Someone who is healthy but is taking vitamins and nutritional upplements as a preventive should make sure only to consume these items with Kosher supervision, or if you personally can ascertain that all ingredients, active and inactive, that make up more than 1/60th of the vitamin, are Kosher. If you can make this determination, even if you don’t know whether or not the equipment used to produce them was properly Kashered, they may still be consumed.

Adar II 5760 – Borei Nefashos

15 Adar I 5760

L’chvod HaRav:

I am currently attending Stern College. Sometimes I sit down in the cafeteria for lunch, and I finish everything but my drink. If my entire meal was shehakol, can I take the drink with me upstairs to class (in the same building), and continue drinking it without making a new bracha, and then when I’m done with that make a boreh nefashos on my entire meal?


Thank you very much for your question. Believe it or not, your simple, seemingly innocuous question about an everyday situation, is actually one of the most difficult topics in Hilchos Berachos. It is the subject of a Machlokes in the Gemara (Pesachim 101b), is argued about by the Rambam and the Rosh, and is discussed at length in the Shulchan Oruch, Orach Chaim 178. The Mishna Berura gives an elaborate introduction to these Halachos there, and it isn’t difficult to understand his conclusion that according to all opinions it is preferable not to place yourself in this situation, and to complete your meal in one place.

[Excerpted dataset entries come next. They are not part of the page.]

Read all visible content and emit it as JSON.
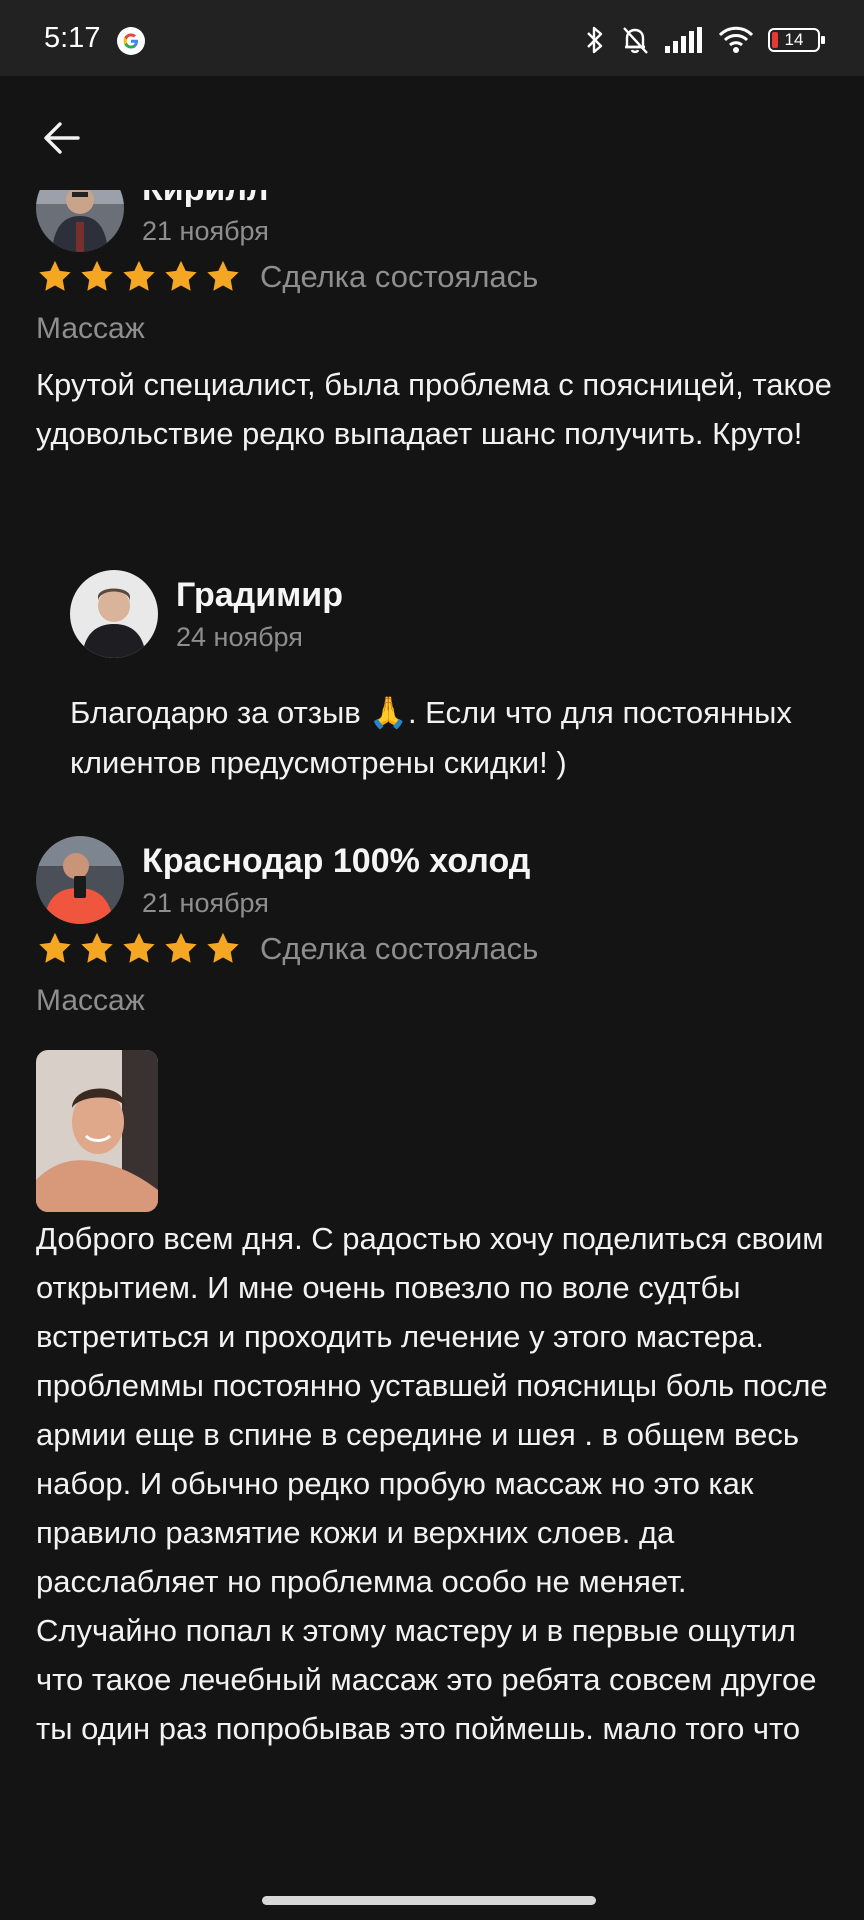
{
  "status_bar": {
    "time": "5:17",
    "battery": "14",
    "icons": [
      "google-icon",
      "bluetooth-icon",
      "bell-off-icon",
      "signal-icon",
      "wifi-icon",
      "battery-icon"
    ]
  },
  "header": {
    "back_icon": "arrow-left-icon"
  },
  "star_color": "#F5A623",
  "reviews": [
    {
      "author": "Кирилл",
      "date": "21 ноября",
      "rating": 5,
      "deal_status": "Сделка состоялась",
      "category": "Массаж",
      "text": "Крутой специалист, была проблема с поясницей, такое удовольствие редко выпадает шанс получить. Круто!",
      "reply": {
        "author": "Градимир",
        "date": "24 ноября",
        "text": "Благодарю за отзыв 🙏. Если что для постоянных клиентов предусмотрены скидки! )"
      }
    },
    {
      "author": "Краснодар 100% холод",
      "date": "21 ноября",
      "rating": 5,
      "deal_status": "Сделка состоялась",
      "category": "Массаж",
      "text": "Доброго всем дня. С радостью хочу поделиться своим открытием. И мне очень повезло по воле судтбы встретиться и проходить лечение у этого мастера.\nпроблеммы постоянно уставшей поясницы боль после армии еще в спине в середине и шея . в общем весь набор. И обычно редко пробую массаж но это как правило размятие кожи и верхних слоев. да расслабляет но проблемма особо не меняет. Случайно попал к этому мастеру и в первые ощутил что такое лечебный массаж это ребята совсем другое ты один раз попробывав это поймешь. мало того что"
    }
  ]
}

Although the Halacha is that if someone was eating bread or Mezonos in one place and they intended to move to another room at the time of the Beracha and conclude eating there, they need not make a second Beracha Rishona, there is disagreement whether or not this also applies if you are only eating foods upon which you make a Borei Nefashos. The reason why this would be different is because there is another Halacha that Borei Nefashos need not be recited where the food was eaten. The Birchas HaMazon and Al HaMichya must be recited where you have eaten. Consequently, if someone leaves the room after eating bread or Mezonos, this does not signify the end of the meal, since he is certainly planning on returning or continuing eating elsewhere, so that he may recite Birchas HaMazon or Al HaMichya properly. His actions, not just his intention, do not indicate that the meal is over. Regarding a meal whose concluding Beracha will be Borei Nefashos, however, when the person exits the room that he is in, his exit is an indication that the meal is over, since he can make a Borei Nefashos elsewhere without eating. The conclusion of the Rema and the Mishna Berura there is that when eating such a meal (of only Borei Nefashos foods) and switching rooms, another Beracha should be recited on the food that you wish to continue eating, and Borei Nefashos should be recited after you have finished eating everything, even if this was you original intention at the time that you made the Beracha Rishona.

I hope that this is helpful and not too confusing!!